Provided information >>
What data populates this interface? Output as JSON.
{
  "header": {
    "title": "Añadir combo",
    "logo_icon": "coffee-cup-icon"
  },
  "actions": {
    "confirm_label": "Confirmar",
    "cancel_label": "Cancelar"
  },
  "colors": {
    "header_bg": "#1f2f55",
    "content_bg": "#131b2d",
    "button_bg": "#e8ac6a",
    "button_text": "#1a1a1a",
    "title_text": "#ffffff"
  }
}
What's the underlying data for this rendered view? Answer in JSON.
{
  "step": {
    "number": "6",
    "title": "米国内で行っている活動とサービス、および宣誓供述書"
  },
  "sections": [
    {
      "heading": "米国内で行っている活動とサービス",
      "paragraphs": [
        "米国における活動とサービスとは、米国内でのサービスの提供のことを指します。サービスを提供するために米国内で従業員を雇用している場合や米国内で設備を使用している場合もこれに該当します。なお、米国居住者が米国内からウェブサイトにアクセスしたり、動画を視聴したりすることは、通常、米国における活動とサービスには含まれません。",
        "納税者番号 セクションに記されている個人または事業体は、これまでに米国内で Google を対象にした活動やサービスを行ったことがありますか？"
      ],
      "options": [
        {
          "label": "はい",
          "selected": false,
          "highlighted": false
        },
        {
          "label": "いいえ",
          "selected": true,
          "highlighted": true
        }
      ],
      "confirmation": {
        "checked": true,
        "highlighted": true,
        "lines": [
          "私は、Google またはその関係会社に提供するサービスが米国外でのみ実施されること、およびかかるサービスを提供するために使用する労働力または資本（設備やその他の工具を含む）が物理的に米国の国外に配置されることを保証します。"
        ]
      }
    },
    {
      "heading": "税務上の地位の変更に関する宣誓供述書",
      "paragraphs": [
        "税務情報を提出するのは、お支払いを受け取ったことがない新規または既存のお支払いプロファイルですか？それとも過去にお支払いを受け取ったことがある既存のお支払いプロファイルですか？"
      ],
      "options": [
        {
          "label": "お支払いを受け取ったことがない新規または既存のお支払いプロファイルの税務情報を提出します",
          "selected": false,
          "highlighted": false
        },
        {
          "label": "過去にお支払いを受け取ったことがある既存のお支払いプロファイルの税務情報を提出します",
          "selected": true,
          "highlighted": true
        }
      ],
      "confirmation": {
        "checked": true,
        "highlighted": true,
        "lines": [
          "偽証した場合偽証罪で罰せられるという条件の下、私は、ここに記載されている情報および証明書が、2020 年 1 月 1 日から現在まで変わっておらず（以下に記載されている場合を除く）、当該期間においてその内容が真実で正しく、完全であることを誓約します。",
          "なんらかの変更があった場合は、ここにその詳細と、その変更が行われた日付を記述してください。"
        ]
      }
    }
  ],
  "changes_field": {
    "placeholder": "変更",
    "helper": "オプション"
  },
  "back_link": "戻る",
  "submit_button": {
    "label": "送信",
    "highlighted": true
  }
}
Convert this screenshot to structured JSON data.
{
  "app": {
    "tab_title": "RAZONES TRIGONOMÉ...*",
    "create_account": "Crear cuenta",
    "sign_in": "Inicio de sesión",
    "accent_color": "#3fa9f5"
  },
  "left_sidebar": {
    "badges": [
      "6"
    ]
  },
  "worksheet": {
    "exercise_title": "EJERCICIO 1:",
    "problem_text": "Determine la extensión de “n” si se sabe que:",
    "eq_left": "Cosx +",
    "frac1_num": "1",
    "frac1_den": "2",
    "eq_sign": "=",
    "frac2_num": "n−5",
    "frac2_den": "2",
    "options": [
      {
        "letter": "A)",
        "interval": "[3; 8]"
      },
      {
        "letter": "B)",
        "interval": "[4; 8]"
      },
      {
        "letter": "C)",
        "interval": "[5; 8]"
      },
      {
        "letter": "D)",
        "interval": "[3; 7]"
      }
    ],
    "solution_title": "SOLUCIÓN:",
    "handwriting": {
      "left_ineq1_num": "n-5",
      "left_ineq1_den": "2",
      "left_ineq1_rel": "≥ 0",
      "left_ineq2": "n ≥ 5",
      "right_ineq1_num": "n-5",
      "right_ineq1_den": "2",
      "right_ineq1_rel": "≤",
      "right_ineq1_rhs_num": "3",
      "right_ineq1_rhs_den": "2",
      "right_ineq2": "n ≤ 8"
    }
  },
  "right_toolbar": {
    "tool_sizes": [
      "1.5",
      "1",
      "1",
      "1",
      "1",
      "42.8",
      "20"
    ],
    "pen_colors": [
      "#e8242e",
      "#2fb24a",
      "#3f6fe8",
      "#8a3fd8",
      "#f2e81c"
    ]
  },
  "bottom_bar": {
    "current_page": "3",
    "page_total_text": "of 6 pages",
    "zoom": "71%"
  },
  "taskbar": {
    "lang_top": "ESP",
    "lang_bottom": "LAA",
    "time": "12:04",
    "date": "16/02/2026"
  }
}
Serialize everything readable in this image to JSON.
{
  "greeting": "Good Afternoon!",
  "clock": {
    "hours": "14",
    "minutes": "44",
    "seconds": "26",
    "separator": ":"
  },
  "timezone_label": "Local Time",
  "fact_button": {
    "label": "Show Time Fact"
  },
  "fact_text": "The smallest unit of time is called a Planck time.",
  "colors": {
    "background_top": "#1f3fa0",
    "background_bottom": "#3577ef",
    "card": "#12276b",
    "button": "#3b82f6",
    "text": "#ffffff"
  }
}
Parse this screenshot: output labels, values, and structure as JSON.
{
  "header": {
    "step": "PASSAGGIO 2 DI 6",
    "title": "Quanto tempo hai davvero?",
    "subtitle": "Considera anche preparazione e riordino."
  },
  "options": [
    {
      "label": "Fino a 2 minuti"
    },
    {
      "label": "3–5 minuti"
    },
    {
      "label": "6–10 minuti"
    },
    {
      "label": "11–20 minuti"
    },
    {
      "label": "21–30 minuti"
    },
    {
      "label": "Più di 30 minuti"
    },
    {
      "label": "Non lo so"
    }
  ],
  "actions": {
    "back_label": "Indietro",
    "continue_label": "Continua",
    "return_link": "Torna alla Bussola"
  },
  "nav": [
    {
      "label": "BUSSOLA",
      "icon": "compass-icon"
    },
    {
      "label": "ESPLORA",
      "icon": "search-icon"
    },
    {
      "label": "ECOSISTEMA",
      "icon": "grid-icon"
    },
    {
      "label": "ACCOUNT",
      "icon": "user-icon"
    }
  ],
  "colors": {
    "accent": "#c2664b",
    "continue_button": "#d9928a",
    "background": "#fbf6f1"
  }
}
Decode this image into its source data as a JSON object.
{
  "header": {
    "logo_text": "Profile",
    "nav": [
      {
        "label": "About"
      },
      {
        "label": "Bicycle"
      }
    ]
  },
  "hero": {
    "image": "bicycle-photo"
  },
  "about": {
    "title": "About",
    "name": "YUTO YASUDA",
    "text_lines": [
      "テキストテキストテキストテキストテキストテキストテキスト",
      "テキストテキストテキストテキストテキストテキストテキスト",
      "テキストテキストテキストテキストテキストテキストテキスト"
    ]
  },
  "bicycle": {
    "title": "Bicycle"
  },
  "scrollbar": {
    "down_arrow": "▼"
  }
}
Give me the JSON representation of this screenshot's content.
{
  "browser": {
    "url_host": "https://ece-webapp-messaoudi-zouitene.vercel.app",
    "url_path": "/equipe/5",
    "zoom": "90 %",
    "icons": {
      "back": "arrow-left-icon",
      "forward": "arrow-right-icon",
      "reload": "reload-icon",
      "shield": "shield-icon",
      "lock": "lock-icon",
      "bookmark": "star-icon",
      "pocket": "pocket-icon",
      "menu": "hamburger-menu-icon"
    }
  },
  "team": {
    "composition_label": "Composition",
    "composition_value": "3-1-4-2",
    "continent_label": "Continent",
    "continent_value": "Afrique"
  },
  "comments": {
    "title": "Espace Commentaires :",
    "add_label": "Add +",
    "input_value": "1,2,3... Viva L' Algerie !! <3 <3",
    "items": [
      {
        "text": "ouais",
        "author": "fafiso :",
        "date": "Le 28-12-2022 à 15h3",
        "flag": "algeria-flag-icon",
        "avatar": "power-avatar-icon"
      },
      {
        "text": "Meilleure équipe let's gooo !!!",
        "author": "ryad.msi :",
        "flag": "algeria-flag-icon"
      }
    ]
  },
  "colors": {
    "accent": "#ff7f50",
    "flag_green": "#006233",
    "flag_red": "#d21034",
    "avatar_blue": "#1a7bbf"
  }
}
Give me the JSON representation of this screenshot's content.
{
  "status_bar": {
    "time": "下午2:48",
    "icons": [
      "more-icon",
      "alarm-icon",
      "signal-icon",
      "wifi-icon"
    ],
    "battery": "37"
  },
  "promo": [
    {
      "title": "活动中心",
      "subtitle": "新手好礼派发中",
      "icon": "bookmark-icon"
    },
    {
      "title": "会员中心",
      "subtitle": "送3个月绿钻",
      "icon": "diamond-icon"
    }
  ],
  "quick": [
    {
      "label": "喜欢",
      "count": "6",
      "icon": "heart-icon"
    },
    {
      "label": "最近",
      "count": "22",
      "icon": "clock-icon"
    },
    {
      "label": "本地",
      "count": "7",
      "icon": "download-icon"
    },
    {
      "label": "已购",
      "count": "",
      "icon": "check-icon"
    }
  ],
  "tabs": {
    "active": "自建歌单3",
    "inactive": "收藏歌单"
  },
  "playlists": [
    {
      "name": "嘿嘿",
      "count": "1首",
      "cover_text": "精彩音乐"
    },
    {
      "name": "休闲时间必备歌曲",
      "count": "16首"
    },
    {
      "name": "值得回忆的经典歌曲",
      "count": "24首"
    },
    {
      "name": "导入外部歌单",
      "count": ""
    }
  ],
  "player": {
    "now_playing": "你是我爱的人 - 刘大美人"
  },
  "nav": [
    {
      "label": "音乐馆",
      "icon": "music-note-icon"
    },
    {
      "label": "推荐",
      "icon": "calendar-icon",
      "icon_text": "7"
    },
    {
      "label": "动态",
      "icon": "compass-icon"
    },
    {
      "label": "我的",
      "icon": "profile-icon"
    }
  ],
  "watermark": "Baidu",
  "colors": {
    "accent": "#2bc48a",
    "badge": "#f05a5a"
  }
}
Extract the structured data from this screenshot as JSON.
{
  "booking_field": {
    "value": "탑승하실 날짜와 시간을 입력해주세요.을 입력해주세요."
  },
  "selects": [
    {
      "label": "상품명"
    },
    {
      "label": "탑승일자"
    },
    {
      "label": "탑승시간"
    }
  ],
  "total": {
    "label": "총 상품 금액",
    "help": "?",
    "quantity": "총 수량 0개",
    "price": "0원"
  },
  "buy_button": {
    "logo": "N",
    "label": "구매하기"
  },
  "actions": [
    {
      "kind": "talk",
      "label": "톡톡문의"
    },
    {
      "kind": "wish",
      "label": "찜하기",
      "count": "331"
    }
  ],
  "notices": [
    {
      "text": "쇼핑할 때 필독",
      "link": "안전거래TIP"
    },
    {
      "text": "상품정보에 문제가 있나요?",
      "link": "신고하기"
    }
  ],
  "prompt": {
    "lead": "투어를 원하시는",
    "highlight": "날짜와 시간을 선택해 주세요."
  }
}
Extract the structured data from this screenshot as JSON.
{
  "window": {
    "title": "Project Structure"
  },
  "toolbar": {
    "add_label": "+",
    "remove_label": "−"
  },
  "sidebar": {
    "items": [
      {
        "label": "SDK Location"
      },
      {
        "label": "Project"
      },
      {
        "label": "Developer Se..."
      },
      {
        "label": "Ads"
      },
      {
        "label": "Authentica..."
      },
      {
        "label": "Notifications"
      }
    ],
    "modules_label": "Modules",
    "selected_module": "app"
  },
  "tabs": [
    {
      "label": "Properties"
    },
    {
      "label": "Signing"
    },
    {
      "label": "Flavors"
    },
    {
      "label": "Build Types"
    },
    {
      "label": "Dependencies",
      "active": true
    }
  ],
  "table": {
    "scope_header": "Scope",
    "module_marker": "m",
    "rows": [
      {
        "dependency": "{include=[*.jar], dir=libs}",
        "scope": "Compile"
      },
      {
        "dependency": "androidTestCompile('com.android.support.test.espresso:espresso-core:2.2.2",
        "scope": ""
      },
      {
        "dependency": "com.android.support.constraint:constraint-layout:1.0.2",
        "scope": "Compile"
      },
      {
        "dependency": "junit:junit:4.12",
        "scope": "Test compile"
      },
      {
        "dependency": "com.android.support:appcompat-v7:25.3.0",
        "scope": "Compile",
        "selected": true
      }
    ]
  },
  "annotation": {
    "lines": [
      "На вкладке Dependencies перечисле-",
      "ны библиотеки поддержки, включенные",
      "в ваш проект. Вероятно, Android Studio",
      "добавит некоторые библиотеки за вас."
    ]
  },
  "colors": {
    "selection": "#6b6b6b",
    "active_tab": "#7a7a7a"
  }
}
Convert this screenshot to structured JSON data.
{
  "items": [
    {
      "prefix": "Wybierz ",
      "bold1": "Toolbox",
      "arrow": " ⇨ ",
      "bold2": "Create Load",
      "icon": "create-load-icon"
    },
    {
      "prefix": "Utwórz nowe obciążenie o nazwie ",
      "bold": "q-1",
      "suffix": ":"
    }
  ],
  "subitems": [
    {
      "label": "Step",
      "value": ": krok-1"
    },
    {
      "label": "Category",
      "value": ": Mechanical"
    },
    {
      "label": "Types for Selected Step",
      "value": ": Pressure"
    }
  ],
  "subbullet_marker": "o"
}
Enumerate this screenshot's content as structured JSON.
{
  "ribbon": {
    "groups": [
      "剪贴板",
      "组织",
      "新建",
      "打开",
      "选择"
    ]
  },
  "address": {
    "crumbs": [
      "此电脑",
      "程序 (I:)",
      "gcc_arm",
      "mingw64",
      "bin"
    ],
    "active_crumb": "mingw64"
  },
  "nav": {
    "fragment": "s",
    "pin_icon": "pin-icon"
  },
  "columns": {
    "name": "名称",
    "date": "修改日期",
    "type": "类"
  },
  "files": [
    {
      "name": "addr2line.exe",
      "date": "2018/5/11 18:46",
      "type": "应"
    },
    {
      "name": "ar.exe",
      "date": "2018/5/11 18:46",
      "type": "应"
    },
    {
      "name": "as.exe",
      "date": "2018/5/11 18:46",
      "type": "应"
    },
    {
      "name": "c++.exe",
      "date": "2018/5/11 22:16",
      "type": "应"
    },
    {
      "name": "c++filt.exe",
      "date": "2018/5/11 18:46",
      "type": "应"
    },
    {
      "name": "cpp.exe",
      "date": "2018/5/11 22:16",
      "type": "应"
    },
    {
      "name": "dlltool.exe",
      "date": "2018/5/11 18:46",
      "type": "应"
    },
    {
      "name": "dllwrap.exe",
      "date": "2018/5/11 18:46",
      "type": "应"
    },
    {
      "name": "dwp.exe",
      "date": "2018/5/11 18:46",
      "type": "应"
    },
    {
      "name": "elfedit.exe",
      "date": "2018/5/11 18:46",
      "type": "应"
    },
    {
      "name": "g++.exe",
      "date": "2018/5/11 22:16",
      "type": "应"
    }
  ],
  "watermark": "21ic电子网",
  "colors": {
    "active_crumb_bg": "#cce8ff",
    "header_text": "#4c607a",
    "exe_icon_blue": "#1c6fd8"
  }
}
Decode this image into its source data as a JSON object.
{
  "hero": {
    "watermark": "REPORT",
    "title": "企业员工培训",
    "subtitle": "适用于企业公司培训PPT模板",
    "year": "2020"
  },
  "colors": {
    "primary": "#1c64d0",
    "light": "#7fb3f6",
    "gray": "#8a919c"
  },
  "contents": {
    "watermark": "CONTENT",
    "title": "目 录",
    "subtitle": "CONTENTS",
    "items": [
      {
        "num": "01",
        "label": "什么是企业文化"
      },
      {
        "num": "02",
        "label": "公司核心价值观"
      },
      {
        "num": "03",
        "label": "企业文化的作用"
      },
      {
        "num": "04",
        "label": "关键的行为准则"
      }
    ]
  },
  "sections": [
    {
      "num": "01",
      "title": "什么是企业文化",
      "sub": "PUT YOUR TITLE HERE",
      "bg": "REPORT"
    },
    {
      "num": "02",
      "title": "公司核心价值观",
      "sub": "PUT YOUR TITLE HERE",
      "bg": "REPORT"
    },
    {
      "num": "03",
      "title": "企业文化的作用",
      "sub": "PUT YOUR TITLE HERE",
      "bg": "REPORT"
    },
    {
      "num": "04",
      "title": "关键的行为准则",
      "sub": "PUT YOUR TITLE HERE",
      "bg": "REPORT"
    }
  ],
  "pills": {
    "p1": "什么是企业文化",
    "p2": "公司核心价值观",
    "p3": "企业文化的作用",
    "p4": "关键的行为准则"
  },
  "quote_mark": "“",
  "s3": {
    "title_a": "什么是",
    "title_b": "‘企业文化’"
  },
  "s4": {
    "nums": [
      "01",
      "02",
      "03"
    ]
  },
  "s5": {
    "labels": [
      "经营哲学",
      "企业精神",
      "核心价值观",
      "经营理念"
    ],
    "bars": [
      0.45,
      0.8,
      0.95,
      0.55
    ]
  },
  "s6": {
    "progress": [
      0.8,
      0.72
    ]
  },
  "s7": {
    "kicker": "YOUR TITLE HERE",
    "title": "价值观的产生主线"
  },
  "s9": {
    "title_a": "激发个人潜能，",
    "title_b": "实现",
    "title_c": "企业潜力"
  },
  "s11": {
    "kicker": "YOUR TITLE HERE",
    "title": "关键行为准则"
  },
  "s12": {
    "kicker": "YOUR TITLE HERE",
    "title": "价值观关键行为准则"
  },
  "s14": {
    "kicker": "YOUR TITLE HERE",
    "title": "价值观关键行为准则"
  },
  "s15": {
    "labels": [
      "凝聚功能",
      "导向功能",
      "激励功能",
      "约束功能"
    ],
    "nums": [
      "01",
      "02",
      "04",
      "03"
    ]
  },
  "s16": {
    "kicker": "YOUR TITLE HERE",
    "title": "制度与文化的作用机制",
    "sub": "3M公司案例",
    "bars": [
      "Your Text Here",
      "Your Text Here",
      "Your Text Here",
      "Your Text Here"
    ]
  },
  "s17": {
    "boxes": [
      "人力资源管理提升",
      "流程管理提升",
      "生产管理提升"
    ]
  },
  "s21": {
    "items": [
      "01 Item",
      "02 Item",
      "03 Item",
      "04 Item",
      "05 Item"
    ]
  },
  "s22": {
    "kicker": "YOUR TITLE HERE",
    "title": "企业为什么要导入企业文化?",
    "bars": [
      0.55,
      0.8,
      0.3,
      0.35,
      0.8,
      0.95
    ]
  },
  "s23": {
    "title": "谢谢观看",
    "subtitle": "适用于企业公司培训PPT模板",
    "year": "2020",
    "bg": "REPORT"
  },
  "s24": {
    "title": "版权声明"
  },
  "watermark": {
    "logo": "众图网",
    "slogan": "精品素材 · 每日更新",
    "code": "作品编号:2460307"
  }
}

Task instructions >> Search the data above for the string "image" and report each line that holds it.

Task answer >>
Serialize everything readable in this image to JSON.
Decode this image into its source data as a JSON object.
    "image": "bicycle-photo"
Decode this image into its source data as a JSON object.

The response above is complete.